Connective tissue is an important biological tissue composed of an extracellular matrix that binds, anchors, and supports organs. There are various types of connective tissue, all of which consist of varying combinations of fibers, cells, and intercellular substance. Over 200 conditions, which may be inherited or autoimmune, affect connective tissue, and they are collectively known as connective tissue diseases (CTDs). Inherited CTDs are caused by mutations that affect one of the two fibers (collagen and fibrillin). Autoimmune CTDs have no clear etiology, but the incidence is higher in women and among genetically predisposed individuals. As the name suggests, in autoimmune CTDs, the immune system develops antibodies against components of connective tissue. Individual conditions can affect a vast range of bodily structures (including cartilage, blood vessels, bone, tendons, and organs) and thus present with a wide array of clinical findings.
Loeys-Dietz syndrome 
- Autosomal dominant inheritance
- Caused by mutations in TGFβ receptor
- Features shared with Marfan syndrome: marfanoid habitus, increased risk of ascending aortic aneurysms and aortic dissection
- Distinct features: hypertelorism, bifid uvula, cleft palate, easy bruising and keloids, arterial tortuosity (winding course of arteries)
Clinical manifestations of connective tissue disorders
Clinical features vary greatly among individual diseases. The table below provides a general overview of the more common features.

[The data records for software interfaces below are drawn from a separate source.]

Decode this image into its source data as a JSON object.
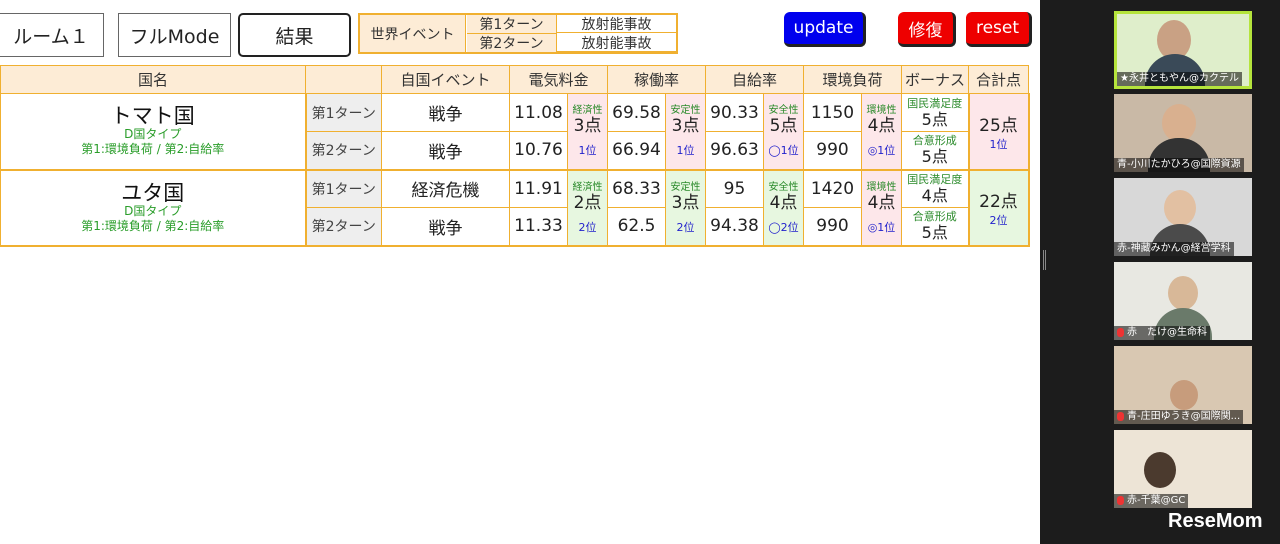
{
  "toolbar": {
    "room_label": "ルーム１",
    "mode_label": "フルMode",
    "result_label": "結果",
    "world_label": "世界イベント",
    "world_turns": [
      {
        "turn": "第1ターン",
        "event": "放射能事故"
      },
      {
        "turn": "第2ターン",
        "event": "放射能事故"
      }
    ],
    "update_label": "update",
    "fix_label": "修復",
    "reset_label": "reset",
    "colors": {
      "update": "#0000ee",
      "fix": "#ee0000",
      "reset": "#ee0000",
      "border": "#f0b030"
    }
  },
  "table": {
    "headers": [
      "国名",
      "",
      "自国イベント",
      "電気料金",
      "稼働率",
      "自給率",
      "環境負荷",
      "ボーナス",
      "合計点"
    ],
    "countries": [
      {
        "name": "トマト国",
        "type": "D国タイプ",
        "priority": "第1:環境負荷 / 第2:自給率",
        "turns": [
          {
            "turn": "第1ターン",
            "event": "戦争",
            "price": "11.08",
            "rate": "69.58",
            "self": "90.33",
            "env": "1150"
          },
          {
            "turn": "第2ターン",
            "event": "戦争",
            "price": "10.76",
            "rate": "66.94",
            "self": "96.63",
            "env": "990"
          }
        ],
        "scores": {
          "price": {
            "title": "経済性",
            "points": "3点",
            "rank": "1位"
          },
          "rate": {
            "title": "安定性",
            "points": "3点",
            "rank": "1位"
          },
          "self": {
            "title": "安全性",
            "points": "5点",
            "rank": "◯1位"
          },
          "env": {
            "title": "環境性",
            "points": "4点",
            "rank": "◎1位"
          }
        },
        "bonus": [
          {
            "title": "国民満足度",
            "points": "5点"
          },
          {
            "title": "合意形成",
            "points": "5点"
          }
        ],
        "total": {
          "points": "25点",
          "rank": "1位"
        }
      },
      {
        "name": "ユタ国",
        "type": "D国タイプ",
        "priority": "第1:環境負荷 / 第2:自給率",
        "turns": [
          {
            "turn": "第1ターン",
            "event": "経済危機",
            "price": "11.91",
            "rate": "68.33",
            "self": "95",
            "env": "1420"
          },
          {
            "turn": "第2ターン",
            "event": "戦争",
            "price": "11.33",
            "rate": "62.5",
            "self": "94.38",
            "env": "990"
          }
        ],
        "scores": {
          "price": {
            "title": "経済性",
            "points": "2点",
            "rank": "2位"
          },
          "rate": {
            "title": "安定性",
            "points": "3点",
            "rank": "2位"
          },
          "self": {
            "title": "安全性",
            "points": "4点",
            "rank": "◯2位"
          },
          "env": {
            "title": "環境性",
            "points": "4点",
            "rank": "◎1位"
          }
        },
        "bonus": [
          {
            "title": "国民満足度",
            "points": "4点"
          },
          {
            "title": "合意形成",
            "points": "5点"
          }
        ],
        "total": {
          "points": "22点",
          "rank": "2位"
        }
      }
    ]
  },
  "participants": [
    {
      "name": "★永井ともやん@カクテル",
      "muted": false
    },
    {
      "name": "青-小川たかひろ@国際資源",
      "muted": false
    },
    {
      "name": "赤-神藏みかん@経営学科",
      "muted": false
    },
    {
      "name": "赤　たけ@生命科",
      "muted": true
    },
    {
      "name": "青-庄田ゆうき@国際関...",
      "muted": true
    },
    {
      "name": "赤-千葉@GC",
      "muted": true
    }
  ],
  "watermark": "ReseMom"
}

|Overview of manifestations of connective tissue disorders|
|Features||Autoimmune CTDs||Inherited CTDs|
|General|| || |
|Other organ manifestations|

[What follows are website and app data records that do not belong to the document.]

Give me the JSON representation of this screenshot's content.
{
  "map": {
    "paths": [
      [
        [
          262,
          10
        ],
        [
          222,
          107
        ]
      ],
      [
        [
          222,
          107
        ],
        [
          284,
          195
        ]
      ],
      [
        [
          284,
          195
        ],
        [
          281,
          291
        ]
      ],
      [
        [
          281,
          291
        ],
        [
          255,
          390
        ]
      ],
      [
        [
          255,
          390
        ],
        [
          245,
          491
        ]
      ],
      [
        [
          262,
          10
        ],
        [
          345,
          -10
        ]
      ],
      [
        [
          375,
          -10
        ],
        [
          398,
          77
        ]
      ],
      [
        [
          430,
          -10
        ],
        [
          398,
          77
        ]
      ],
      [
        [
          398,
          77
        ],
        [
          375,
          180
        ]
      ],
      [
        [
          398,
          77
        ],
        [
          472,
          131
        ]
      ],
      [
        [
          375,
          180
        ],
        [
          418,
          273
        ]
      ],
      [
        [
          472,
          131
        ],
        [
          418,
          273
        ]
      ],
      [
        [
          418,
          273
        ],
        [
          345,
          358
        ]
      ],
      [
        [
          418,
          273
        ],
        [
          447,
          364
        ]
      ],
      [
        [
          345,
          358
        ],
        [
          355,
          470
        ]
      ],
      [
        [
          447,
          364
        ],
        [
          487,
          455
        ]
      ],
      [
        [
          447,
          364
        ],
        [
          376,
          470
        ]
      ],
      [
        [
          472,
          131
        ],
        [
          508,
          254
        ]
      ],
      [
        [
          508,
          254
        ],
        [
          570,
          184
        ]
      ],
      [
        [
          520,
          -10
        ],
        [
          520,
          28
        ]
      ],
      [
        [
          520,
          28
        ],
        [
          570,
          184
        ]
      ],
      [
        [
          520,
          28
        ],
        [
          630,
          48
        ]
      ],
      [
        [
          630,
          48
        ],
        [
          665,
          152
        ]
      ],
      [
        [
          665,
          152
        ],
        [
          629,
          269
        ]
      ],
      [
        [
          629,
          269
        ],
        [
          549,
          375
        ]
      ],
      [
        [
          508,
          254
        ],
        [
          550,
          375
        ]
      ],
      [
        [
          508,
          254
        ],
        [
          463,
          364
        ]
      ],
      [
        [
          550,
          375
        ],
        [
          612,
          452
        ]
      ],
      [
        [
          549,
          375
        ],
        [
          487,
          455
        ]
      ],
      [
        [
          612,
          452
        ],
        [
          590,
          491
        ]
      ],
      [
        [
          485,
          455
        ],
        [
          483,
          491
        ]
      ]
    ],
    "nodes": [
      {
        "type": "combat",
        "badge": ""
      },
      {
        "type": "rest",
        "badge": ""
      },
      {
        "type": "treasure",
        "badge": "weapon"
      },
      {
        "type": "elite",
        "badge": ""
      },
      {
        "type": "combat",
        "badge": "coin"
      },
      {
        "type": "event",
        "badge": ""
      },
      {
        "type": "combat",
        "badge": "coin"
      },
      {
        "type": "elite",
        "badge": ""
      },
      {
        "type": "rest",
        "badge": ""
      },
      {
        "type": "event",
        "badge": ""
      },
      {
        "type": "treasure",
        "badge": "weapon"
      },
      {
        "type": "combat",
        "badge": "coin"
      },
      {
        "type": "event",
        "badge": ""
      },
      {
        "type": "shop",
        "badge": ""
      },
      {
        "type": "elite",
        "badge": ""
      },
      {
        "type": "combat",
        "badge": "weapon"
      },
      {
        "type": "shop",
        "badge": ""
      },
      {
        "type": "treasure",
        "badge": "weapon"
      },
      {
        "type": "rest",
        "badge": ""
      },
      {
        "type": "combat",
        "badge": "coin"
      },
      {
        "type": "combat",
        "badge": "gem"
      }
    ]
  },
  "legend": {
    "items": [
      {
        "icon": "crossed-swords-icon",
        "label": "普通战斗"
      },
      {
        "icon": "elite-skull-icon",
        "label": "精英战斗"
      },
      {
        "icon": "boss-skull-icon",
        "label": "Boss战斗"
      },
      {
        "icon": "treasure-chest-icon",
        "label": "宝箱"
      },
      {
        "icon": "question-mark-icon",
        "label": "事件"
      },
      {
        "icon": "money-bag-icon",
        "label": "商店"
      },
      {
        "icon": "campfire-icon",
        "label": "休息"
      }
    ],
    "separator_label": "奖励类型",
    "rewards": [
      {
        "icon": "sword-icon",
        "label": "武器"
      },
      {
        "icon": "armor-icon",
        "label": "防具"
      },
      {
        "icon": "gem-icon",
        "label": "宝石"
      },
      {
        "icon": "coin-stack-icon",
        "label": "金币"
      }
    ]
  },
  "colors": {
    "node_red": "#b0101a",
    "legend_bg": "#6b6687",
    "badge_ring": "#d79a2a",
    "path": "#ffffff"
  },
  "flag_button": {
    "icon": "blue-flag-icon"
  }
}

Connective tissue disorders
This table lists the most important connective tissue disorders and some examples of their clinical features. For more information on Marfan syndrome, Ehlers-Danlos syndrome, and osteogenesis imperfecta, see the respective articles.
|Overview of inherited connective tissue disorders|
|Condition||Etiology||Pathophysiology||Clinical features (examples)|
|Menkes disease |
A for Absent copper and B for a Bunch of copper: In Menkes disease, the ATP7A gene is defective, resulting in decreased copper levels. In Wilson disease, the ATP7B gene is defective, which leads to high copper levels.